=== GOAL OF THE EXERCISE ===
Omit every picture and write out the rest of the records exactly.

[[ THE DATA open ]]

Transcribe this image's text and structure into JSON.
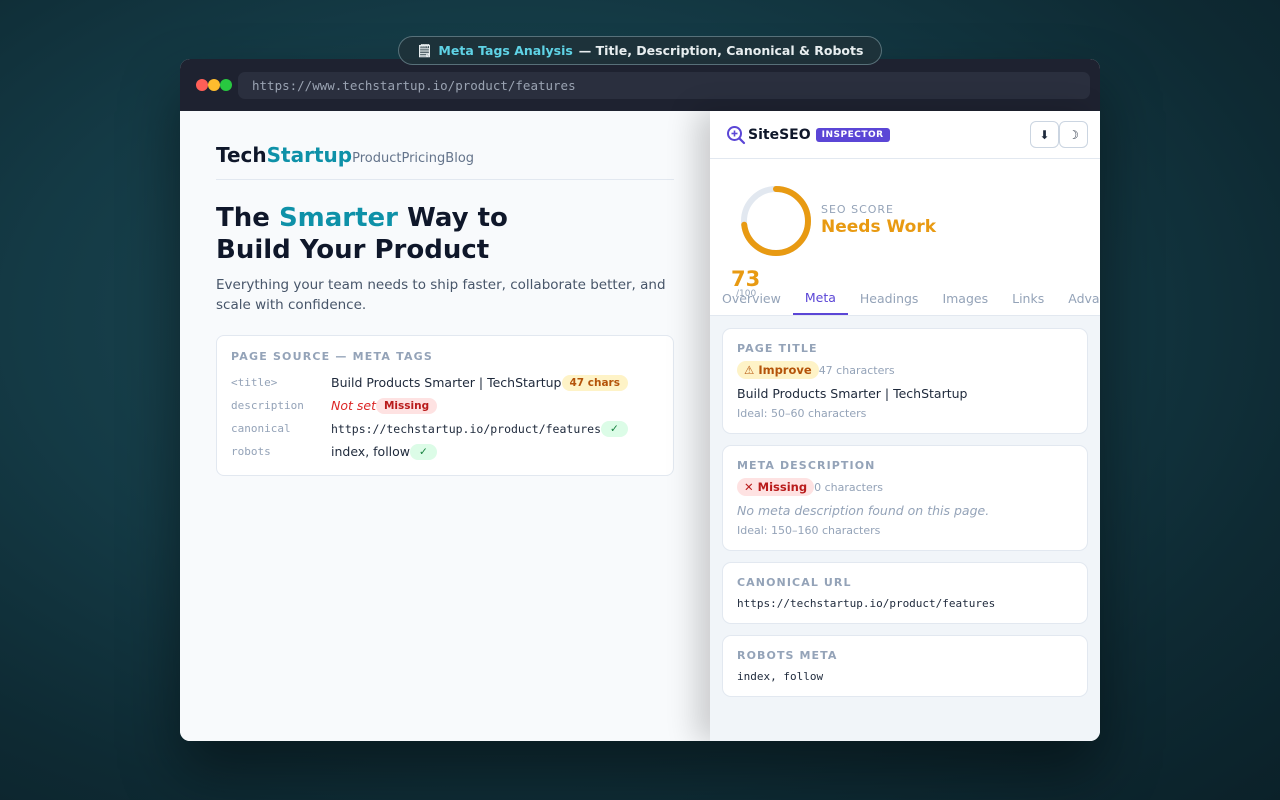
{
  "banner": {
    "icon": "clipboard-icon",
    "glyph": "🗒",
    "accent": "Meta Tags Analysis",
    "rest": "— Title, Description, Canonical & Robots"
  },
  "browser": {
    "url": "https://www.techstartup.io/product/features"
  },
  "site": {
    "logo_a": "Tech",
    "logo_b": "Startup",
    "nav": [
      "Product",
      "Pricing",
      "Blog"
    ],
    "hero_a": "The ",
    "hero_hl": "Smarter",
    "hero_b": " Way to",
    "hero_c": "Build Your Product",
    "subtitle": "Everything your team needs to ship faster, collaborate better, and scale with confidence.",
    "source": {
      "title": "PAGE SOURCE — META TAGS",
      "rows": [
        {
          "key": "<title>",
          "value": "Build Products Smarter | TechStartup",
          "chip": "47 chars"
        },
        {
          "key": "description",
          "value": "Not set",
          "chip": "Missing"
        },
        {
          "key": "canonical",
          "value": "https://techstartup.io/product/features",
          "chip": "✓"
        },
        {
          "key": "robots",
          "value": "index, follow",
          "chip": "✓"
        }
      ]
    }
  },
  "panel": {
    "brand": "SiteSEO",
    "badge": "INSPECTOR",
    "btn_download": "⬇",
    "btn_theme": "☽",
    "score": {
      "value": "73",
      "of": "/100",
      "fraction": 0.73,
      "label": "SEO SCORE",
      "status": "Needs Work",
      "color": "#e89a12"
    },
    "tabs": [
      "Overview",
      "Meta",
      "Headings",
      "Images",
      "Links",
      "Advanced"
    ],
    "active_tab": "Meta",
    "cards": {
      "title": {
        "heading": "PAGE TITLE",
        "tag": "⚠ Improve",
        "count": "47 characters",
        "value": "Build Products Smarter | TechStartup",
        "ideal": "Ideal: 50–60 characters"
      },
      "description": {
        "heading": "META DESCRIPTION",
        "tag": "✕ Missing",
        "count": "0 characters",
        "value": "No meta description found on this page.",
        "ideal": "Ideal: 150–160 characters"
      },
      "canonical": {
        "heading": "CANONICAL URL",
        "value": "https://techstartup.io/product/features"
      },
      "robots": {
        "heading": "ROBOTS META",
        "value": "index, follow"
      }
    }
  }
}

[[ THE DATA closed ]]

=== ANSWER TO THIS EXERCISE ===
Transcribe this image's text and structure into JSON.
{
  "banner": {
    "icon": "clipboard-icon",
    "glyph": "🗒",
    "accent": "Meta Tags Analysis",
    "rest": "— Title, Description, Canonical & Robots"
  },
  "browser": {
    "url": "https://www.techstartup.io/product/features"
  },
  "site": {
    "logo_a": "Tech",
    "logo_b": "Startup",
    "nav": [
      "Product",
      "Pricing",
      "Blog"
    ],
    "hero_a": "The ",
    "hero_hl": "Smarter",
    "hero_b": " Way to",
    "hero_c": "Build Your Product",
    "subtitle": "Everything your team needs to ship faster, collaborate better, and scale with confidence.",
    "source": {
      "title": "PAGE SOURCE — META TAGS",
      "rows": [
        {
          "key": "<title>",
          "value": "Build Products Smarter | TechStartup",
          "chip": "47 chars"
        },
        {
          "key": "description",
          "value": "Not set",
          "chip": "Missing"
        },
        {
          "key": "canonical",
          "value": "https://techstartup.io/product/features",
          "chip": "✓"
        },
        {
          "key": "robots",
          "value": "index, follow",
          "chip": "✓"
        }
      ]
    }
  },
  "panel": {
    "brand": "SiteSEO",
    "badge": "INSPECTOR",
    "btn_download": "⬇",
    "btn_theme": "☽",
    "score": {
      "value": "73",
      "of": "/100",
      "fraction": 0.73,
      "label": "SEO SCORE",
      "status": "Needs Work",
      "color": "#e89a12"
    },
    "tabs": [
      "Overview",
      "Meta",
      "Headings",
      "Images",
      "Links",
      "Advanced"
    ],
    "active_tab": "Meta",
    "cards": {
      "title": {
        "heading": "PAGE TITLE",
        "tag": "⚠ Improve",
        "count": "47 characters",
        "value": "Build Products Smarter | TechStartup",
        "ideal": "Ideal: 50–60 characters"
      },
      "description": {
        "heading": "META DESCRIPTION",
        "tag": "✕ Missing",
        "count": "0 characters",
        "value": "No meta description found on this page.",
        "ideal": "Ideal: 150–160 characters"
      },
      "canonical": {
        "heading": "CANONICAL URL",
        "value": "https://techstartup.io/product/features"
      },
      "robots": {
        "heading": "ROBOTS META",
        "value": "index, follow"
      }
    }
  }
}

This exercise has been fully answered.